Cyanotype Printing

Printing using the Sun’s UV

RJ Cody Markelz


June 30, 2023

ape illustration

A style of illustration I have been working on since I started taking drawing more seriously are these geometric animals. I start drawing shapes on a piece of paper making sure that each one connects directly to other shapes. I rotate the paper multiple times as the drawing progresses. Eventually an abstract animal shape appears in my minds-eye and I take the drawing in that direction. This is similar to looking at cloud shapes and coming up with animals or objects that they look like. When I start a new sketchbook, I always do one of these animals on the first page as a way to break in the book and never delay in starting a new book.

Recently, I learned how to do cyanotype prints. The technique has been around since the 1840’s for making prints and helped to advance highly technical drawings (blue prints) for relatively cheap. The basic idea is that there is a chemical reaction with a paper that is coated in a UV reactive iron compound. When exposed to UV, the compound oxidizes and turns a deep blue. If part of the exposed area is covered and blocks the UV, that part will not oxidize and show up as white.

In the above illustration of the ape, I scanned the image and digitally inverted the image. The black pen shapes became white and the white background of the paper became black. I printed this out on a transparency sheet with an inkjet printer. This is my negative image that I can make endless cyanotype prints with.

I coated some pieces of paper with cyanotype chemical mixture (Potassium Ferricyanide and Ammonium Citrate) in a dark room using the red light of a head lamp.
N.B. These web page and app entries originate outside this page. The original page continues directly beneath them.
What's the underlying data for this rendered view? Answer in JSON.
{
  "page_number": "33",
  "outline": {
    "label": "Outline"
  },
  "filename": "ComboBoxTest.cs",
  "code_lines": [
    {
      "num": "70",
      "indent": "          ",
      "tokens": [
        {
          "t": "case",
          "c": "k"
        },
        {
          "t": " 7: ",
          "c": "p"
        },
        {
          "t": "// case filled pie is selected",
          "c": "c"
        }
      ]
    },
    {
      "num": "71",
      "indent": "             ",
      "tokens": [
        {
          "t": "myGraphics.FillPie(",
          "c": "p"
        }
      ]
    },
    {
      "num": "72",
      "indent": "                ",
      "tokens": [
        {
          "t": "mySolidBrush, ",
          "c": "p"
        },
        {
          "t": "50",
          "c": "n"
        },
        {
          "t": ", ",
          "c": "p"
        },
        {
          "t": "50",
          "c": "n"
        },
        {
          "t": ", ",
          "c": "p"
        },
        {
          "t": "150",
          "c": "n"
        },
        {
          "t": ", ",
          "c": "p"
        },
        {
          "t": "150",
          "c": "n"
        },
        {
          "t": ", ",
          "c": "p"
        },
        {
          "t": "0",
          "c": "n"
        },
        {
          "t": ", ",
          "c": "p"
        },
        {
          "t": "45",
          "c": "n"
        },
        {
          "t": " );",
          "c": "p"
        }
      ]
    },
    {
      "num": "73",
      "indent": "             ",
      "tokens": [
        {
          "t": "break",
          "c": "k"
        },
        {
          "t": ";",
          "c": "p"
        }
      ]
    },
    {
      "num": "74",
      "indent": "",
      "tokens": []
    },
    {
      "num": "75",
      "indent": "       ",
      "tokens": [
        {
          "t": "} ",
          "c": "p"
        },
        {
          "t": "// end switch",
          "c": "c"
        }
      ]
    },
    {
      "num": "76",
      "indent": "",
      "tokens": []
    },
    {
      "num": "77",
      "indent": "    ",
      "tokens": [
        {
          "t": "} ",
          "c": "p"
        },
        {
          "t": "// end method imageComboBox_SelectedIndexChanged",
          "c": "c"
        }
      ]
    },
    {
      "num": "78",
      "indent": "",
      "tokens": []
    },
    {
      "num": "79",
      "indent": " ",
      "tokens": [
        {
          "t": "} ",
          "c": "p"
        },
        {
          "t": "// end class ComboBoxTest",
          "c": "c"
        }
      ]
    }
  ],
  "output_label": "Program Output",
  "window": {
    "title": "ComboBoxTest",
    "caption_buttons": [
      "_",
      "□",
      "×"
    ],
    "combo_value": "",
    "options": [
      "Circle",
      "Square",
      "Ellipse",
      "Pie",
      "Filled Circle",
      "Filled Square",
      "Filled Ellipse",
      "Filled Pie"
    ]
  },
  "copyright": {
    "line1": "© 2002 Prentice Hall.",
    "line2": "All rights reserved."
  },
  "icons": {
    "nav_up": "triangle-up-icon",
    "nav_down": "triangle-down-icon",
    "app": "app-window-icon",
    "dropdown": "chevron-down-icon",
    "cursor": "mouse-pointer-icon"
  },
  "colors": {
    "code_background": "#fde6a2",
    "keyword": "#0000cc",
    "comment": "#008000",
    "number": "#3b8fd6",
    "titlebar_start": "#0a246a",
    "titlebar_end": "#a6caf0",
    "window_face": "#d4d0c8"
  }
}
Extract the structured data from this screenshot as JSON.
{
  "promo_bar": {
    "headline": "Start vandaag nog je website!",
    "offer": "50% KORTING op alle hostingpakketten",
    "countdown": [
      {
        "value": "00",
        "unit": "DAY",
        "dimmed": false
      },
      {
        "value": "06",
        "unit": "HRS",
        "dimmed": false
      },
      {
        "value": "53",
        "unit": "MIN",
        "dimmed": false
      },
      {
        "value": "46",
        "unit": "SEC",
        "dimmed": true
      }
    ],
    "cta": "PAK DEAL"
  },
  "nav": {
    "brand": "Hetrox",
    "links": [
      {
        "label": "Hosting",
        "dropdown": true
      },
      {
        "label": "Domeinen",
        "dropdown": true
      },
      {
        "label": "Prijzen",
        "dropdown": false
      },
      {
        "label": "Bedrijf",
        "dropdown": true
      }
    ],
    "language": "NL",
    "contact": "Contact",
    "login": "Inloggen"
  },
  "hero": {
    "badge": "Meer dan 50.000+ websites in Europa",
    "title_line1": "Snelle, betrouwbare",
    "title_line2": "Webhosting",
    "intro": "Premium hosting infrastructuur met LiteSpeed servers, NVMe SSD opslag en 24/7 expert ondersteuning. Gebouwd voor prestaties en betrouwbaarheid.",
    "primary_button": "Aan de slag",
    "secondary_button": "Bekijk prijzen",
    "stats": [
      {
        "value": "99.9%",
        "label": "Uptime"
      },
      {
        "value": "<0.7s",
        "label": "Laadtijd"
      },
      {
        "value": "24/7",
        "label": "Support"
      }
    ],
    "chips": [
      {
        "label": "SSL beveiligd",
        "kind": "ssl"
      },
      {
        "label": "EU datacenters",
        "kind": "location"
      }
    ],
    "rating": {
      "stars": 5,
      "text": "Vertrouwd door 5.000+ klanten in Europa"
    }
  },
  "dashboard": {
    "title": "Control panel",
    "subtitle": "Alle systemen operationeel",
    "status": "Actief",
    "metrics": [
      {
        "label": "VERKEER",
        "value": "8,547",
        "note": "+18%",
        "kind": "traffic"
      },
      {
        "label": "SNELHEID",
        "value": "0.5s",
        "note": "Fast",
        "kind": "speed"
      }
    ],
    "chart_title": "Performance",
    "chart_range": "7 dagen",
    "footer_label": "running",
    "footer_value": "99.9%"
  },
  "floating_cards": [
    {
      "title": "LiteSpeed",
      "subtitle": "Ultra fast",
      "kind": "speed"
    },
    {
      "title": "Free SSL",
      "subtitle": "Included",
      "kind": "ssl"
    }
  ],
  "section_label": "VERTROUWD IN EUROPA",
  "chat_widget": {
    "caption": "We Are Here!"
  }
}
Once they were dry, I fit the ape negative print over the paper and sandwiched it between a board and some thin plexiglass using clamps. I placed the prints in the sun for 15 minutes. If you go too long it will overexpose the image and the lines will not be as crisp. You then stop the reaction by dumping some hydrogen peroxide on the print and then do several washes with clean water to remove any excess reactive compounds.

The final prints look like below:

ape illustration

The print is overexposed in some areas. There are a number of variables to play with here including the paper type, the prep of the chemical coating, the exposure time, how rapid you do the hydrogen peroxide and water washes etc.

This geometric llama is one of the best prints as far as process goes. The space between the lines are a bit thicker in the original image making it easier for the negative image to only expose the lines:

llama illustration

For comparison, here is the original illustration. I cut out the cliff to simplify the image and make the negative smaller for the cyanotype.

llama illustration